  • Genzie Bonadies Torres, Associate Director for the Educational Opportunities Project, Lawyers, Committee for Human Rights under Civil Law,
  • Michaele Turnage Young, Senior Counsel, NAACP Legal Defense Fund, and
  • James Murphy, Senior Policy Analyst, Education Reform Now.

Advocated for Resource Equity

One big highlight of ERN’s work to address resource equity comes from ERN D.C. who successfully advocated for the passage of three pivotal bills:

  • D.C. Council Chairman Phil Mendelson included two new concentration at-risk weights in the per student funding formula for a total of $10.4 million in recurring funding for D.C. Public Schools and public charter schools that serve high populations of students furthest from opportunity. 
  • ERN D.C. successfully advocated for the passage of the “Uniform Per Student Funding Formula Adequacy Study” into law, which studies the costs and expenses associated with operating D.C. Public Schools, and public charter schools, included and excluded from the per student funding formula. 
  • ERN D.C. advocated for ways to retain educators in the District. This work culminated in the passage of the Educators Housing Incentive Amendment Act of 2022, which expands a current homeowner financial assistance program to educators.

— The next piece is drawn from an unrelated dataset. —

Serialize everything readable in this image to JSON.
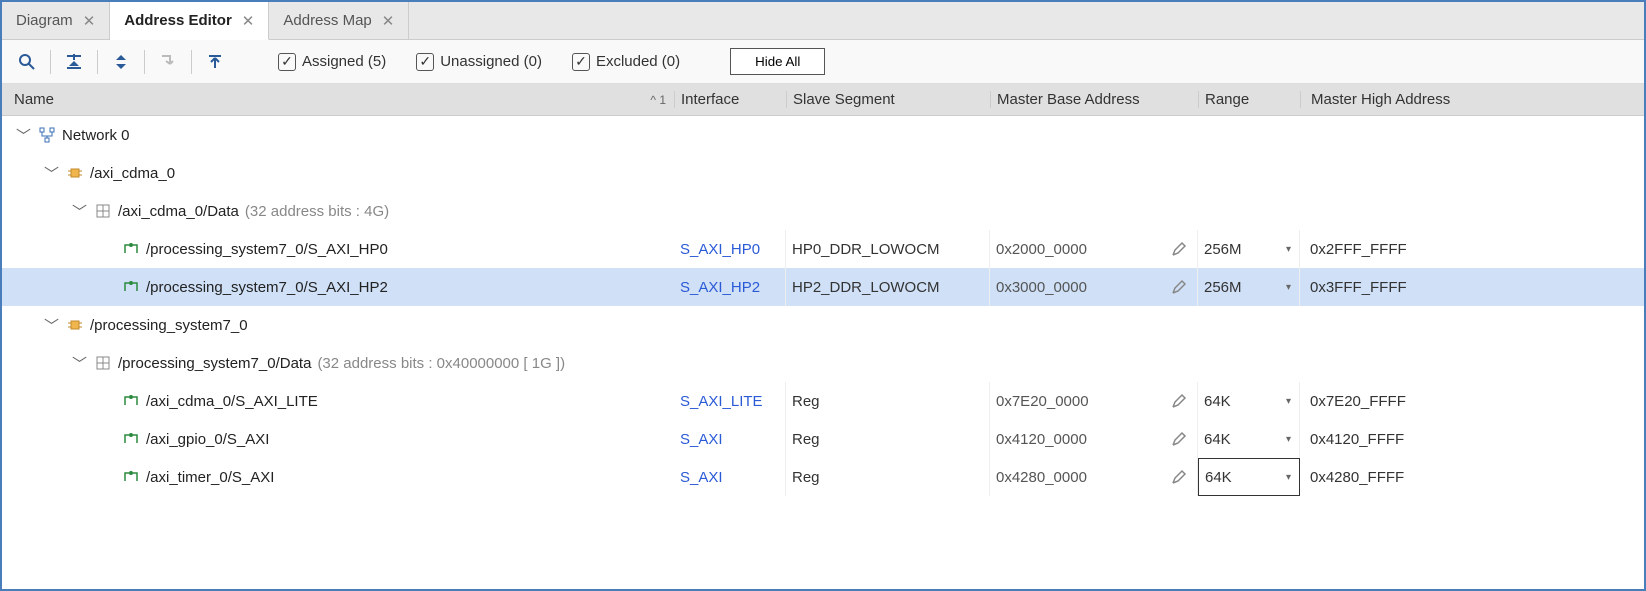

Hosted 7th Philos Conference

Last month, over 180 policymakers, advocates, donors, and reporters attended ERN’s seventh Philos Conference in Washington, D.C. This year’s theme, “Leading Forward: From Crisis to Opportunity,” challenged attendees to take action to turn the crisis of the pandemic and the longtime crisis of inequity in our education system into opportunity for students.

Honorees included:

  • Washington, D.C., Mayor Muriel Bowser
  • National Urban League President Marc Morial
  • National Parents Union Founder and President Keri Rodrigues 
  • U.S. Representative Ritchie Torres, and
  • Massachusetts Representative Chynah Tyler.

Panelists included U.S. Senator Jeff Merkley, CNN Senior Political Analyst Ron Brownstein, DGA Executive Director Noam Lee, New York City Public Schools Chancellor David Banks, D.C. Superintendent Dr. Christina Grant, and CT Senator Patricia Billie Miller.

Above (left to right)Politico Reporter Juan Perez, Jr., CNN Senior Political Analyst Ron Brownstein, DGA Executive Director Noam Lee, Impact Research Principal Molly Murphy, and Voto Latino Vice President Kenny Sandoval. 
Below (Clockwise from top left): New York City Public Schools Chancellor David Banks, Washington, D.C., Mayor Muriel Bowser, Washington, D.C., State Superintendent Dr. Christina Grant, U.S. Senator Jeff Merkley.

Leaders of Color

To date, Education Reform Now’s Leaders of Color program has grown to include:

  • 210 alumni of the program
  • 82 leaders in non-elected positions of influence
  • 26 Fellows appointed to community / non-profit boards
  • 34 Fellows involved in active advocacy campaigns
  • Fellows who have founded own non-profits

Leaders of Color 2022 Advocacy Highlights:

  • Leaders of Color D.C.: Charter parent and Leaders of Color D.C. alumna LaJoy Johnson-Law worked in collaboration with Vice President Harris to expand broadband access to over 11.5 million low-income households.
  • Leaders of Color Louisiana: Alumni led a successful initiative for a new property tax measure that will fund pre-K at $20 million over the next five years and create more than 1,000 early childhood seats for children from low-income families. 
  • Leaders of Color New York: Alumna Natasha Cherry-Perez led a project to inform, train, and support over 400 parents who are a part of the New York State Charter Parent Council to meet with and promote charters to elected officials across the state; testify at City Council and State hearings; and send close to 30 letters to NYS Regents (and counting) in support of charters. Additionally, Cherry-Perez’s group registered 140 voters.
  • Leaders of Color Memphis: Among many achievements, alums Sheleah Harris and Frank Johnson both fought for public school choice by voting against the closure of four charter schools in Memphis, keeping the schools open.